Images are to be dropped; everything else in the entries below must be copied exactly.

[[ GIVEN RECORDS open ]]

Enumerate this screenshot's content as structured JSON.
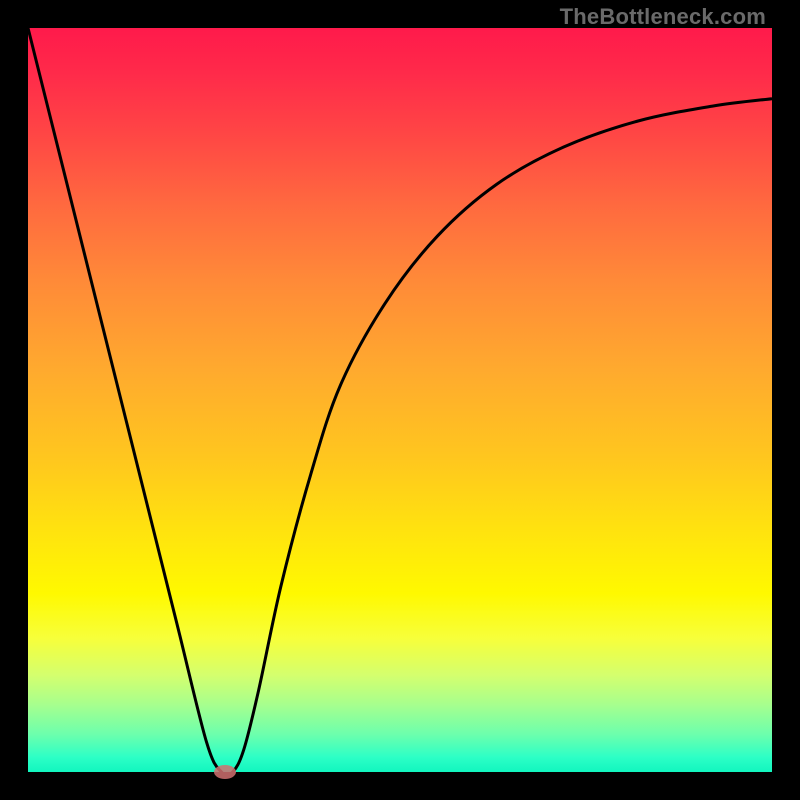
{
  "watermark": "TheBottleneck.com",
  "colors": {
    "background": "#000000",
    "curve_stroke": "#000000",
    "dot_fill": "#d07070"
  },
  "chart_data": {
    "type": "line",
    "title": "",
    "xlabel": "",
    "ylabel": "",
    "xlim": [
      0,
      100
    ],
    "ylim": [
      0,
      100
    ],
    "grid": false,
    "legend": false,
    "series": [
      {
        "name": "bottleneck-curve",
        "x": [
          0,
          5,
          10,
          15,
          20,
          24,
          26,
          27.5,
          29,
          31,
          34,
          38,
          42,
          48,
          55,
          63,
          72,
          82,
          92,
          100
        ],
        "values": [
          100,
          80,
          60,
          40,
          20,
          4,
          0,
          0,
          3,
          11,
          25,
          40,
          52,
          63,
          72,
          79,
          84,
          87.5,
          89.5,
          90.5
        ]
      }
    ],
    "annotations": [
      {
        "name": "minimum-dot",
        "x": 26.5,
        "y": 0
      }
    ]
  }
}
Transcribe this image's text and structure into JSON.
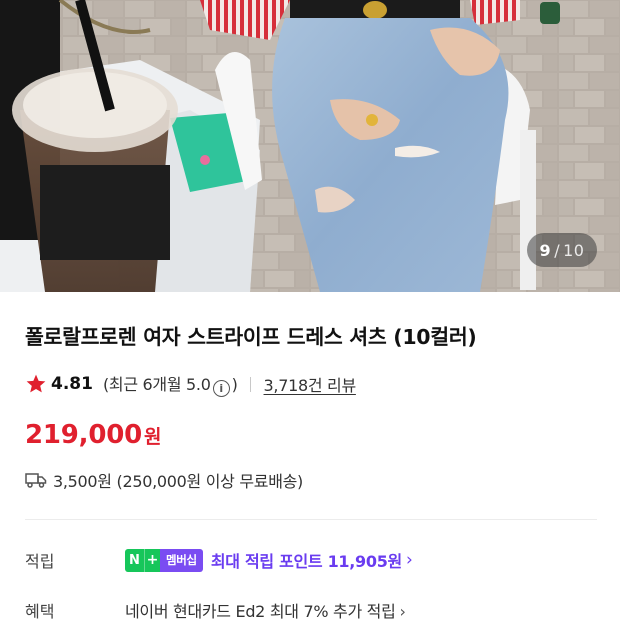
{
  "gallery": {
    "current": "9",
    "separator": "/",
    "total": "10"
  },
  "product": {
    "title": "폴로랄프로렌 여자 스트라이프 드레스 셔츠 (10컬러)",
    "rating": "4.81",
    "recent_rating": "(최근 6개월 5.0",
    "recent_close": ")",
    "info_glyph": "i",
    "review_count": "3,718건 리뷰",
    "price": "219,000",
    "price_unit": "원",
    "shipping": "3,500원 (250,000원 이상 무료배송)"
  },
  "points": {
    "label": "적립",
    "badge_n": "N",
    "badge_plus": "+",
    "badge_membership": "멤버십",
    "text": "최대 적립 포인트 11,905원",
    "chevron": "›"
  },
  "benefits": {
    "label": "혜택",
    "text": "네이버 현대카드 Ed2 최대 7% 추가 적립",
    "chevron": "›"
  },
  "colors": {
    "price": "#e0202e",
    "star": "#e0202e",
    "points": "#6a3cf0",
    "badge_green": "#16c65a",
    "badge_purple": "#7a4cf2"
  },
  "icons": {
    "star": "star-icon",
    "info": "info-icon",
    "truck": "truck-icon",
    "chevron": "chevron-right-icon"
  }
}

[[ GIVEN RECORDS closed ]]

_RESULT OF THIS EXERCISE_.
Enumerate this screenshot's content as structured JSON.
{
  "watermark": "TheBottleneck.com",
  "colors": {
    "background": "#000000",
    "curve_stroke": "#000000",
    "dot_fill": "#d07070"
  },
  "chart_data": {
    "type": "line",
    "title": "",
    "xlabel": "",
    "ylabel": "",
    "xlim": [
      0,
      100
    ],
    "ylim": [
      0,
      100
    ],
    "grid": false,
    "legend": false,
    "series": [
      {
        "name": "bottleneck-curve",
        "x": [
          0,
          5,
          10,
          15,
          20,
          24,
          26,
          27.5,
          29,
          31,
          34,
          38,
          42,
          48,
          55,
          63,
          72,
          82,
          92,
          100
        ],
        "values": [
          100,
          80,
          60,
          40,
          20,
          4,
          0,
          0,
          3,
          11,
          25,
          40,
          52,
          63,
          72,
          79,
          84,
          87.5,
          89.5,
          90.5
        ]
      }
    ],
    "annotations": [
      {
        "name": "minimum-dot",
        "x": 26.5,
        "y": 0
      }
    ]
  }
}
Transcribe this image's text and structure into JSON.
{
  "gallery": {
    "current": "9",
    "separator": "/",
    "total": "10"
  },
  "product": {
    "title": "폴로랄프로렌 여자 스트라이프 드레스 셔츠 (10컬러)",
    "rating": "4.81",
    "recent_rating": "(최근 6개월 5.0",
    "recent_close": ")",
    "info_glyph": "i",
    "review_count": "3,718건 리뷰",
    "price": "219,000",
    "price_unit": "원",
    "shipping": "3,500원 (250,000원 이상 무료배송)"
  },
  "points": {
    "label": "적립",
    "badge_n": "N",
    "badge_plus": "+",
    "badge_membership": "멤버십",
    "text": "최대 적립 포인트 11,905원",
    "chevron": "›"
  },
  "benefits": {
    "label": "혜택",
    "text": "네이버 현대카드 Ed2 최대 7% 추가 적립",
    "chevron": "›"
  },
  "colors": {
    "price": "#e0202e",
    "star": "#e0202e",
    "points": "#6a3cf0",
    "badge_green": "#16c65a",
    "badge_purple": "#7a4cf2"
  },
  "icons": {
    "star": "star-icon",
    "info": "info-icon",
    "truck": "truck-icon",
    "chevron": "chevron-right-icon"
  }
}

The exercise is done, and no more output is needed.